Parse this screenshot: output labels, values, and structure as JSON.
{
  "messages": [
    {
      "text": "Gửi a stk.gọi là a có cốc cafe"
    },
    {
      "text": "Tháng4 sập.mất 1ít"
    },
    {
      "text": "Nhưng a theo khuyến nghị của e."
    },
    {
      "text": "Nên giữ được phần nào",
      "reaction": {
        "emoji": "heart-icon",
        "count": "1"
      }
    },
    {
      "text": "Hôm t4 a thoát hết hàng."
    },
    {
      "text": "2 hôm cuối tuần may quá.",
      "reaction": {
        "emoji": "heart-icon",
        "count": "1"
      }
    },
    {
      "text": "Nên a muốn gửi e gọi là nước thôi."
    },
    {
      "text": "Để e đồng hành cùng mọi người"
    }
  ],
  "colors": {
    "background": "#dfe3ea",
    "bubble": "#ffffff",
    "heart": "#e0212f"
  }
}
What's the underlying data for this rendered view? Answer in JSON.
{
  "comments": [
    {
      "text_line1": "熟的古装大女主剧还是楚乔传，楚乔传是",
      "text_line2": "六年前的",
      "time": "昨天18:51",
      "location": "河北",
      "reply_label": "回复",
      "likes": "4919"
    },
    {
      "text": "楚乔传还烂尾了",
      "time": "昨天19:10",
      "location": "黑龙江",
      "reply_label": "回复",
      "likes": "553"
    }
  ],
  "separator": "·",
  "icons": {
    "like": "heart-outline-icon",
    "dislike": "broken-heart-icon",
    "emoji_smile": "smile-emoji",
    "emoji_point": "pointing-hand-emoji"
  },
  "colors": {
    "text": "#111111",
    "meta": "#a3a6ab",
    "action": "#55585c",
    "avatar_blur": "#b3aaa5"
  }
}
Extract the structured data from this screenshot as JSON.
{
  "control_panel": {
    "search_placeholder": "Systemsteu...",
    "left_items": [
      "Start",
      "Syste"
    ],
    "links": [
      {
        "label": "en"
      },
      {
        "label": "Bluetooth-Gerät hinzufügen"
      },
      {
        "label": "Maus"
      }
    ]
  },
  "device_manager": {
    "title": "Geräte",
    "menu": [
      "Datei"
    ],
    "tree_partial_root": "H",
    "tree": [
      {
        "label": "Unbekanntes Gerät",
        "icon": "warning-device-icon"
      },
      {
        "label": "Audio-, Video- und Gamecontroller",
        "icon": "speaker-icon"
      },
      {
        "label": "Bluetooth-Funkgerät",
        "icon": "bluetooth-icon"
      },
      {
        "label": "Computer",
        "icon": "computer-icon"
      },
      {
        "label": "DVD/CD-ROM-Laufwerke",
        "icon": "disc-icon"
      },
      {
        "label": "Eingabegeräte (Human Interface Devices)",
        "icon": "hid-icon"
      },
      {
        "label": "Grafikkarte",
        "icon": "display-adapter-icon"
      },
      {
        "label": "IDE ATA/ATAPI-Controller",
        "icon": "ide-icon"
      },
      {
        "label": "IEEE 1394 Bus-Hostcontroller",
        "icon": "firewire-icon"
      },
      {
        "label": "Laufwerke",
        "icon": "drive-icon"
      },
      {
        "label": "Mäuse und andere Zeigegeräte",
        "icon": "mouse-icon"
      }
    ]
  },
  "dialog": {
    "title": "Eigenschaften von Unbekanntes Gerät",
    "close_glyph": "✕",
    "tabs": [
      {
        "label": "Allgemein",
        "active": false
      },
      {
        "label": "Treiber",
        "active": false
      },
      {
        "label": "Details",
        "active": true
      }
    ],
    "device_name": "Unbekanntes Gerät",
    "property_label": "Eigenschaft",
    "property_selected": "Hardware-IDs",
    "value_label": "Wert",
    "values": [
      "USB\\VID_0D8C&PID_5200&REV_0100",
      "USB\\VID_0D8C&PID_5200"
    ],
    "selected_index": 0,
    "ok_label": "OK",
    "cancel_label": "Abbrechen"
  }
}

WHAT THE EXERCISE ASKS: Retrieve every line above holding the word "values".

ANSWER AREA:
Parse this screenshot: output labels, values, and structure as JSON.
    "values": [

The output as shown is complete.